■ Requirement
Please restate each entry word for word.

■ Data about app and page elements
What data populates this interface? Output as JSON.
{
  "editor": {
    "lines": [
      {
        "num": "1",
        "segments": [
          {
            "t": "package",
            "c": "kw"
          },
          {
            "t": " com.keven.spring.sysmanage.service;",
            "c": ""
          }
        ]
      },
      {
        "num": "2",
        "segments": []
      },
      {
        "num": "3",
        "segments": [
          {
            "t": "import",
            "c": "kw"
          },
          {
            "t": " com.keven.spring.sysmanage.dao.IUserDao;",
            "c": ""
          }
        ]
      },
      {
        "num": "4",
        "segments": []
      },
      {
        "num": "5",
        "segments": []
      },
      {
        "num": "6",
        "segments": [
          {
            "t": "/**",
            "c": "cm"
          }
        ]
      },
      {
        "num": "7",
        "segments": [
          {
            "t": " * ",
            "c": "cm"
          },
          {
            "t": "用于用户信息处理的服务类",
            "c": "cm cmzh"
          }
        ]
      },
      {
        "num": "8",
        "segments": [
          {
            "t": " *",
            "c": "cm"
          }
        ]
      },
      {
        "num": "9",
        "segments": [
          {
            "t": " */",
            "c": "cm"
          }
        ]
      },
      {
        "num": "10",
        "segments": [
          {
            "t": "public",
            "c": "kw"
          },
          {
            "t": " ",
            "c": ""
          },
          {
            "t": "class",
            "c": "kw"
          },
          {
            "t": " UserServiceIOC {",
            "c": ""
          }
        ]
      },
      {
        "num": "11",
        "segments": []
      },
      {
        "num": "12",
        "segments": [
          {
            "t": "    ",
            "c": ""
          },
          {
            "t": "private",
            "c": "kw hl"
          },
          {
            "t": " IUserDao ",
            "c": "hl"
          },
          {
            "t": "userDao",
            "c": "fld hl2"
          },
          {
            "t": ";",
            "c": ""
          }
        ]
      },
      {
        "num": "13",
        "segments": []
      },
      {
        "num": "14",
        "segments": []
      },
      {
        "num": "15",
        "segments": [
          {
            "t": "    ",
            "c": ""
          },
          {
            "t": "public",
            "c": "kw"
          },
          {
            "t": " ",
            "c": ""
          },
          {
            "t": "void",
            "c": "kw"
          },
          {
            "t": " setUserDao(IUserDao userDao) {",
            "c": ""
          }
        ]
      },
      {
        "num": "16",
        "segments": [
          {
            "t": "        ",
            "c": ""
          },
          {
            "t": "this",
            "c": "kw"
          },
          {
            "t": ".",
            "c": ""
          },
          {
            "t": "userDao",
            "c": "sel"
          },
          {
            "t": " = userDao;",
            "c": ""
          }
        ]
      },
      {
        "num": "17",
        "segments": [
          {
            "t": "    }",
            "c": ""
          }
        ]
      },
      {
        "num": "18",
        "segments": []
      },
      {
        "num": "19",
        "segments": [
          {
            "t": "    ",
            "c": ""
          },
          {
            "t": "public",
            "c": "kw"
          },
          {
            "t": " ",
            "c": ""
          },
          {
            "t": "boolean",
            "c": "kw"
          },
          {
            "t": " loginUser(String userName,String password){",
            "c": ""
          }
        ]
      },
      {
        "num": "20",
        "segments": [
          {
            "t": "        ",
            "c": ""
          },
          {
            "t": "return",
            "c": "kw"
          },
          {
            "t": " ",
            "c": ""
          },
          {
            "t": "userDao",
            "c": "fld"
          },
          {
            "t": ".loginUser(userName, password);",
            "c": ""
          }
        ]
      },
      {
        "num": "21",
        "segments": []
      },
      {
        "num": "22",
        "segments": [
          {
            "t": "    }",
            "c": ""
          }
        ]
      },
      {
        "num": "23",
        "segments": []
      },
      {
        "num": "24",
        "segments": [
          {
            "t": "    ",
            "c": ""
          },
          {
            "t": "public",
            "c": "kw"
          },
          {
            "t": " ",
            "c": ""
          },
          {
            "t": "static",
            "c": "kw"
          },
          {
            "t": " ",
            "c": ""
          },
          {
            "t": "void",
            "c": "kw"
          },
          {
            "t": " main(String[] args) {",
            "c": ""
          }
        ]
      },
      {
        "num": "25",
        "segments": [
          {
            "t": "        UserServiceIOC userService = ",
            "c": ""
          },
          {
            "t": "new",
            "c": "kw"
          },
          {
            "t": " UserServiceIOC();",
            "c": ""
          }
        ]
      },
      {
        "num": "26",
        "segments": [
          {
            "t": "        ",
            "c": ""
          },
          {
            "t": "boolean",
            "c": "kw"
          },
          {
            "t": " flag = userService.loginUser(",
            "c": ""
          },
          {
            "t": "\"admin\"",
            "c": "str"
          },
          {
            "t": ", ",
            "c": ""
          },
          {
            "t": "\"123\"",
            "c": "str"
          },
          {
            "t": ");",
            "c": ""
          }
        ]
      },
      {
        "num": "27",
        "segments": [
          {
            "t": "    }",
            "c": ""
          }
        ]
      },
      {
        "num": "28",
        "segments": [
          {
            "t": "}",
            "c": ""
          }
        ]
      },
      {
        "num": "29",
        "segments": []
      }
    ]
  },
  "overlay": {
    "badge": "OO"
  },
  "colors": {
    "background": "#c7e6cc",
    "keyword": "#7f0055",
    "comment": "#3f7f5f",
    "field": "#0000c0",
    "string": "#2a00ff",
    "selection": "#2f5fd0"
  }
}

■ Written response
What data populates this interface? Output as JSON.
{
  "editor": {
    "lines": [
      {
        "num": "1",
        "segments": [
          {
            "t": "package",
            "c": "kw"
          },
          {
            "t": " com.keven.spring.sysmanage.service;",
            "c": ""
          }
        ]
      },
      {
        "num": "2",
        "segments": []
      },
      {
        "num": "3",
        "segments": [
          {
            "t": "import",
            "c": "kw"
          },
          {
            "t": " com.keven.spring.sysmanage.dao.IUserDao;",
            "c": ""
          }
        ]
      },
      {
        "num": "4",
        "segments": []
      },
      {
        "num": "5",
        "segments": []
      },
      {
        "num": "6",
        "segments": [
          {
            "t": "/**",
            "c": "cm"
          }
        ]
      },
      {
        "num": "7",
        "segments": [
          {
            "t": " * ",
            "c": "cm"
          },
          {
            "t": "用于用户信息处理的服务类",
            "c": "cm cmzh"
          }
        ]
      },
      {
        "num": "8",
        "segments": [
          {
            "t": " *",
            "c": "cm"
          }
        ]
      },
      {
        "num": "9",
        "segments": [
          {
            "t": " */",
            "c": "cm"
          }
        ]
      },
      {
        "num": "10",
        "segments": [
          {
            "t": "public",
            "c": "kw"
          },
          {
            "t": " ",
            "c": ""
          },
          {
            "t": "class",
            "c": "kw"
          },
          {
            "t": " UserServiceIOC {",
            "c": ""
          }
        ]
      },
      {
        "num": "11",
        "segments": []
      },
      {
        "num": "12",
        "segments": [
          {
            "t": "    ",
            "c": ""
          },
          {
            "t": "private",
            "c": "kw hl"
          },
          {
            "t": " IUserDao ",
            "c": "hl"
          },
          {
            "t": "userDao",
            "c": "fld hl2"
          },
          {
            "t": ";",
            "c": ""
          }
        ]
      },
      {
        "num": "13",
        "segments": []
      },
      {
        "num": "14",
        "segments": []
      },
      {
        "num": "15",
        "segments": [
          {
            "t": "    ",
            "c": ""
          },
          {
            "t": "public",
            "c": "kw"
          },
          {
            "t": " ",
            "c": ""
          },
          {
            "t": "void",
            "c": "kw"
          },
          {
            "t": " setUserDao(IUserDao userDao) {",
            "c": ""
          }
        ]
      },
      {
        "num": "16",
        "segments": [
          {
            "t": "        ",
            "c": ""
          },
          {
            "t": "this",
            "c": "kw"
          },
          {
            "t": ".",
            "c": ""
          },
          {
            "t": "userDao",
            "c": "sel"
          },
          {
            "t": " = userDao;",
            "c": ""
          }
        ]
      },
      {
        "num": "17",
        "segments": [
          {
            "t": "    }",
            "c": ""
          }
        ]
      },
      {
        "num": "18",
        "segments": []
      },
      {
        "num": "19",
        "segments": [
          {
            "t": "    ",
            "c": ""
          },
          {
            "t": "public",
            "c": "kw"
          },
          {
            "t": " ",
            "c": ""
          },
          {
            "t": "boolean",
            "c": "kw"
          },
          {
            "t": " loginUser(String userName,String password){",
            "c": ""
          }
        ]
      },
      {
        "num": "20",
        "segments": [
          {
            "t": "        ",
            "c": ""
          },
          {
            "t": "return",
            "c": "kw"
          },
          {
            "t": " ",
            "c": ""
          },
          {
            "t": "userDao",
            "c": "fld"
          },
          {
            "t": ".loginUser(userName, password);",
            "c": ""
          }
        ]
      },
      {
        "num": "21",
        "segments": []
      },
      {
        "num": "22",
        "segments": [
          {
            "t": "    }",
            "c": ""
          }
        ]
      },
      {
        "num": "23",
        "segments": []
      },
      {
        "num": "24",
        "segments": [
          {
            "t": "    ",
            "c": ""
          },
          {
            "t": "public",
            "c": "kw"
          },
          {
            "t": " ",
            "c": ""
          },
          {
            "t": "static",
            "c": "kw"
          },
          {
            "t": " ",
            "c": ""
          },
          {
            "t": "void",
            "c": "kw"
          },
          {
            "t": " main(String[] args) {",
            "c": ""
          }
        ]
      },
      {
        "num": "25",
        "segments": [
          {
            "t": "        UserServiceIOC userService = ",
            "c": ""
          },
          {
            "t": "new",
            "c": "kw"
          },
          {
            "t": " UserServiceIOC();",
            "c": ""
          }
        ]
      },
      {
        "num": "26",
        "segments": [
          {
            "t": "        ",
            "c": ""
          },
          {
            "t": "boolean",
            "c": "kw"
          },
          {
            "t": " flag = userService.loginUser(",
            "c": ""
          },
          {
            "t": "\"admin\"",
            "c": "str"
          },
          {
            "t": ", ",
            "c": ""
          },
          {
            "t": "\"123\"",
            "c": "str"
          },
          {
            "t": ");",
            "c": ""
          }
        ]
      },
      {
        "num": "27",
        "segments": [
          {
            "t": "    }",
            "c": ""
          }
        ]
      },
      {
        "num": "28",
        "segments": [
          {
            "t": "}",
            "c": ""
          }
        ]
      },
      {
        "num": "29",
        "segments": []
      }
    ]
  },
  "overlay": {
    "badge": "OO"
  },
  "colors": {
    "background": "#c7e6cc",
    "keyword": "#7f0055",
    "comment": "#3f7f5f",
    "field": "#0000c0",
    "string": "#2a00ff",
    "selection": "#2f5fd0"
  }
}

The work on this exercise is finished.